2004 Yamaha Bruin 350 4x4 - Alternatives - Off-RoadPosted in Features on December 1, 2003 Comment (0)
Many of the vehicles we feature and test in this magazine are high-performance, race-bred machines that can cost quite a bit of money. Now and then, though, we come across a truck, or in this case an ATV, that not only performs at a high level, but won't set your wallet on fire if you decide to purchase.
This month, we submit for your approval our first riding impression of Yamaha's '04 Bruin 350 4x4 ATV, a quad that fits the bill in the entry level utility ATV market. The Bruin 350 is a fully automatic ATV, is available in both 2WD and 4x4 versions, and is stocked with many of the same features of its larger brethren, the Grizzly 660 and Kodiak 450 ATVs.
The Bruin is a unique machine because it's small enough for nearly any adult to 'wheel around on but packs plenty of punch for both work and play. A fullsize chassis is given maximum ground clearance, thanks to 25-inch-diameter tires and a suspension system with nearly 7 inches of available travel. To protect and keep the rider dry, full-length skidplates come standard on the Bruin.
One of the reasons the Bruin is so fun to ride and so nimble is its Ultramatic V-belt transmission and On-Command push-button four-wheel drive system. The Bruin's 348cc four-stroke SOHC engine is a powerful beast, and the Ultramatic transmission does an excellent job of transferring its power to the wheels without having to shift. The Ultramatic transmission's best feature, though, is that it keeps constant tension on the drivebelt to prevent freewheeling when negotiating steep downhill trails. This feature saved us from crashing the Bruin more than once when cruising down steep trail faces that were covered in loose rock. Tackling the same steep hills was also not a problem, thanks to Yamaha's On-Command push-button-actuated four-wheel-drive system. This shift-on-the-fly system makes putting the Bruin into four-wheel drive quick and super easy. This is also a great feature to have when you've underestimated the difficulty of a hill climb and are forced to switch from two-wheel drive to four-wheel drive.

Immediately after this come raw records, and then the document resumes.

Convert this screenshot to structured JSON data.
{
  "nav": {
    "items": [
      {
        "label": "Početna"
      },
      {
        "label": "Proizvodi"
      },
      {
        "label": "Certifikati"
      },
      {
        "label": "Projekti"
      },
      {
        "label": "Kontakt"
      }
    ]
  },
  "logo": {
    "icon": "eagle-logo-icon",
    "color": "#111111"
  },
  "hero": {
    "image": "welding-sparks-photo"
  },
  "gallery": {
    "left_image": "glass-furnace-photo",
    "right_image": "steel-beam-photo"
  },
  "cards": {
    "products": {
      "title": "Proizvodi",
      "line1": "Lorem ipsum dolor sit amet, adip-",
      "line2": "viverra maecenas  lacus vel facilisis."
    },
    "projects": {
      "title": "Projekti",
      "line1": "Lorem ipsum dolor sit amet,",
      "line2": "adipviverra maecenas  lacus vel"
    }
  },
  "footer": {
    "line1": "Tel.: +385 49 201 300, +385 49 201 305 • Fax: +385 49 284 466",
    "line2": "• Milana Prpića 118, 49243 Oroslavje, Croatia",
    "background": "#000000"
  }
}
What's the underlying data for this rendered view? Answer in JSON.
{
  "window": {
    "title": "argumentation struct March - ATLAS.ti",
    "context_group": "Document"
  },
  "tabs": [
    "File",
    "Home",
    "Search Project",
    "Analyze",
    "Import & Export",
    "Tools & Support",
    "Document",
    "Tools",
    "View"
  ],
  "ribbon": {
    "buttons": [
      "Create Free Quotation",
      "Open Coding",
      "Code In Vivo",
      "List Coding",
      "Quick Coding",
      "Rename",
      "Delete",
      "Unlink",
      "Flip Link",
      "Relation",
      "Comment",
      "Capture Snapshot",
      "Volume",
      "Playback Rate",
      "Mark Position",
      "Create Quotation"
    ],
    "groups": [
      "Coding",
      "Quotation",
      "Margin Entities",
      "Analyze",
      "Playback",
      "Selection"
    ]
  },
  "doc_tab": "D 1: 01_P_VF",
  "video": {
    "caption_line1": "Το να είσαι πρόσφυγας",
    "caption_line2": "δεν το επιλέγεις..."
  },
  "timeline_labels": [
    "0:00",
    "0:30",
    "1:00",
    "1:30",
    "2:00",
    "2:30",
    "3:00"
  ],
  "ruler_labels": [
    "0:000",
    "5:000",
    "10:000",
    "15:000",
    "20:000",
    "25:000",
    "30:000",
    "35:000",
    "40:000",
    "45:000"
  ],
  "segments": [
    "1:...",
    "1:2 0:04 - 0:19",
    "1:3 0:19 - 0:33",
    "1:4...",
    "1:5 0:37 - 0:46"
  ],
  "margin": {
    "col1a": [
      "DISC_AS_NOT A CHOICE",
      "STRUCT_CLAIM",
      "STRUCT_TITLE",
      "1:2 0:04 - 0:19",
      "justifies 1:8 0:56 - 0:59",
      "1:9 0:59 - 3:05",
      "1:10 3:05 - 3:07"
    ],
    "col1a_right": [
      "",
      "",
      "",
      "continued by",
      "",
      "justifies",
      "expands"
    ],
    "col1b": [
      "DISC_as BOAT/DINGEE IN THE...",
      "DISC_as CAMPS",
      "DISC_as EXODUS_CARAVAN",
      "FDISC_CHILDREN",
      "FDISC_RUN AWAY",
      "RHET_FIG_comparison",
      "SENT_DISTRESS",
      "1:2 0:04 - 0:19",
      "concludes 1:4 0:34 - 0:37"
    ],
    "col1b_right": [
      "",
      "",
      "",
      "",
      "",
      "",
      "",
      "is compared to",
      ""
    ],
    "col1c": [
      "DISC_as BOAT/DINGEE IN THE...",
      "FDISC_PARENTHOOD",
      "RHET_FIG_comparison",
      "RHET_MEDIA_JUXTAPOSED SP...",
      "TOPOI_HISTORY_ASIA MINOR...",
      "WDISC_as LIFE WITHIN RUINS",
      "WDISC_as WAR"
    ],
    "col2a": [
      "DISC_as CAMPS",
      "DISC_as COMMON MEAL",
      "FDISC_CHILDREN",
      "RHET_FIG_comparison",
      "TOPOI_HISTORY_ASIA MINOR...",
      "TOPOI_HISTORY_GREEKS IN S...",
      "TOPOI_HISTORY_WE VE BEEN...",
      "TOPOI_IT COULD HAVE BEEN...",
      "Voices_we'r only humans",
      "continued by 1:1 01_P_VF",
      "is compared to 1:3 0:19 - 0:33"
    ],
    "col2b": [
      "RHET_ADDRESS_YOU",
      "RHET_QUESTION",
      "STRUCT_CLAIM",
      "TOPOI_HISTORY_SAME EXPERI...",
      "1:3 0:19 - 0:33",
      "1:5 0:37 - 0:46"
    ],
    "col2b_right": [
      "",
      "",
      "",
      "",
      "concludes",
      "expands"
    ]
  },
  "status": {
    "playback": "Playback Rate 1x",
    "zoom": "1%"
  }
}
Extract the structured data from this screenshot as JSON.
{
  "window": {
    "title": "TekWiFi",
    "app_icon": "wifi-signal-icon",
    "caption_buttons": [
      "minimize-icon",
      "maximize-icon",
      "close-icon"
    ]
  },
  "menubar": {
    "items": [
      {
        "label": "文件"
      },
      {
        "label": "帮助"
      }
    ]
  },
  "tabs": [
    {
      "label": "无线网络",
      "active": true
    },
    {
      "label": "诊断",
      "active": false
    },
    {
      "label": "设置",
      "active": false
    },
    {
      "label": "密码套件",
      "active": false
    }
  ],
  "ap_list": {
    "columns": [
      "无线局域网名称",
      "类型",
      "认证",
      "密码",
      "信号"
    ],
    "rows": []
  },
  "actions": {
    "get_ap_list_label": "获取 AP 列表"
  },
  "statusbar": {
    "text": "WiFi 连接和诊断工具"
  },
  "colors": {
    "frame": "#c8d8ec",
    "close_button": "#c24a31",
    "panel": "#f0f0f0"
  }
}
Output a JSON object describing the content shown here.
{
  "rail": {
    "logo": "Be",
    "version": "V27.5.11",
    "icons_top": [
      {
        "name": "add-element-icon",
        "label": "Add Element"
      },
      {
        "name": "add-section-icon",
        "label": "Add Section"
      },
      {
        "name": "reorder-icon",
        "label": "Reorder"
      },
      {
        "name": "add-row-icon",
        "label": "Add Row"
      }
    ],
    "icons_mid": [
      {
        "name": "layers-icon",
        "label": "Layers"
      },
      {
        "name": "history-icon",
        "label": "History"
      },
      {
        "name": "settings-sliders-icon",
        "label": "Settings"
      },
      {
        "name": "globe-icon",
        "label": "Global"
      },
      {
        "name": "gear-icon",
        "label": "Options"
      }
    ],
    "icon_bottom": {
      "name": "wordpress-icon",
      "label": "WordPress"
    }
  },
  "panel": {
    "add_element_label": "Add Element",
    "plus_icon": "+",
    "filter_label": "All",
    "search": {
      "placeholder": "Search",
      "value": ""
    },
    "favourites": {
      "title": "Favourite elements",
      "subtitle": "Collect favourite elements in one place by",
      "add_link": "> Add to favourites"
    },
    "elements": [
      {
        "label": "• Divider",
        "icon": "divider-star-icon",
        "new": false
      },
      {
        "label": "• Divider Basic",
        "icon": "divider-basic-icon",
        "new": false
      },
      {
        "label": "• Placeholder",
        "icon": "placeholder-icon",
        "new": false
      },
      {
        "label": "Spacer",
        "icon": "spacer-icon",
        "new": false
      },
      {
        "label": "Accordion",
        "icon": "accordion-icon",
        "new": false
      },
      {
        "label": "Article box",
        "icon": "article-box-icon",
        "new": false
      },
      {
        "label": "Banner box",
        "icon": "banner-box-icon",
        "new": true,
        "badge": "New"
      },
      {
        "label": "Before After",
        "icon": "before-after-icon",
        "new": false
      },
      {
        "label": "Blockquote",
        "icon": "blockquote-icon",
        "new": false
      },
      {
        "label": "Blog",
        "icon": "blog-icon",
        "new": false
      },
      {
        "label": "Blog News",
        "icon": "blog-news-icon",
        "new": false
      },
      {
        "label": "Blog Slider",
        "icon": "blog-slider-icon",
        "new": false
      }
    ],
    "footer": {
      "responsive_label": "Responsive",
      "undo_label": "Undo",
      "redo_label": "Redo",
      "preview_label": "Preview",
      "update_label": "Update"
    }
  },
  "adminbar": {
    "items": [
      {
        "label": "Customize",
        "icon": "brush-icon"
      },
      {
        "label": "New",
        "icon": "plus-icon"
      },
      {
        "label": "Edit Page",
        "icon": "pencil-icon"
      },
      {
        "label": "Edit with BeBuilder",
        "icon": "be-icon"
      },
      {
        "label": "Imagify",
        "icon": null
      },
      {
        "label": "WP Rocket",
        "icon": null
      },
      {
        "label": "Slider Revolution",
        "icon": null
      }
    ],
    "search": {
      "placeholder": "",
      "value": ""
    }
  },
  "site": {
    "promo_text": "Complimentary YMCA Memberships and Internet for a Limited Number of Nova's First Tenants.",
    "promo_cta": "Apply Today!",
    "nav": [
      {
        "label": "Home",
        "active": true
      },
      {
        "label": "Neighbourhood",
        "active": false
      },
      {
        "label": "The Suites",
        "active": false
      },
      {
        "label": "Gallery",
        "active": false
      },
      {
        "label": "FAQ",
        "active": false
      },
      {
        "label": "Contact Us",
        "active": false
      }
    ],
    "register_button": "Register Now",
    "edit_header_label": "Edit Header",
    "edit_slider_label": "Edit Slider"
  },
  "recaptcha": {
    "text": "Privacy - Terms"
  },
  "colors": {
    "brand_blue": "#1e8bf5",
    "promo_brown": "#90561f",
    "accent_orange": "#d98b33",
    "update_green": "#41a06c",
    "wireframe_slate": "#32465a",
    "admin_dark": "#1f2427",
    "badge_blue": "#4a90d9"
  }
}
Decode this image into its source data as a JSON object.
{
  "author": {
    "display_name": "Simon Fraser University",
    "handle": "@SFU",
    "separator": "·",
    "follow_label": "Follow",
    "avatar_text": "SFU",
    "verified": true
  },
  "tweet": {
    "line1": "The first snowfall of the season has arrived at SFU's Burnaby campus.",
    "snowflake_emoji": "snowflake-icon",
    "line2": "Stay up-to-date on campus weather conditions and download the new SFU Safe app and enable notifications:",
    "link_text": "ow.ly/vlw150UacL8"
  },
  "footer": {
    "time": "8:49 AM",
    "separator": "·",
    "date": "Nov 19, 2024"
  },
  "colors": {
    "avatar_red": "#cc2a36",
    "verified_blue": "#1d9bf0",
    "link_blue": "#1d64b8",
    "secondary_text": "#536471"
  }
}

We hopped onto the Bruin and with the aid of a Garmin Gecko GPS unit, headed deep into the Kentucky woods in search of the harshest terrain we could find. Much to our enjoyment, the Bruin's suspension did an excellent job of soaking up ruts, rocks, and downed tree limbs as we blasted around the trails. The Bruin should definitely be considered a utility ATV and ridden as such, but even so, this ATV maneuvered well and was easily slid through the corners. In a wooded area such as our playground for the day, not having to shift the bike made the ride more enjoyable, and having a Reverse gear at our disposal when we ran out of room on the trail was great.
The Bruin's four-stroke engine made excellent torque, and this came in handy in four-wheel-drive mode. Slowing the bike down and pulling its way up hills, the Bruin made quick work of everything we threw at it. This engine yet again proves how well Yamaha's four-stroke engine program is because it revved quick and hard, and not once did we wish for a two-stroke engine.
Overall, the Bruin impressed us not only as a utility ATV, but as a vehicle we could play on as well. The front and rear utility racks and 2-inch receiver hitch tell us this bike is meant for working hard, but we think it's equally adept at ripping through some fun trail rides once the work day is over. We think you'll agree with us after a short ride aboard the Bruin.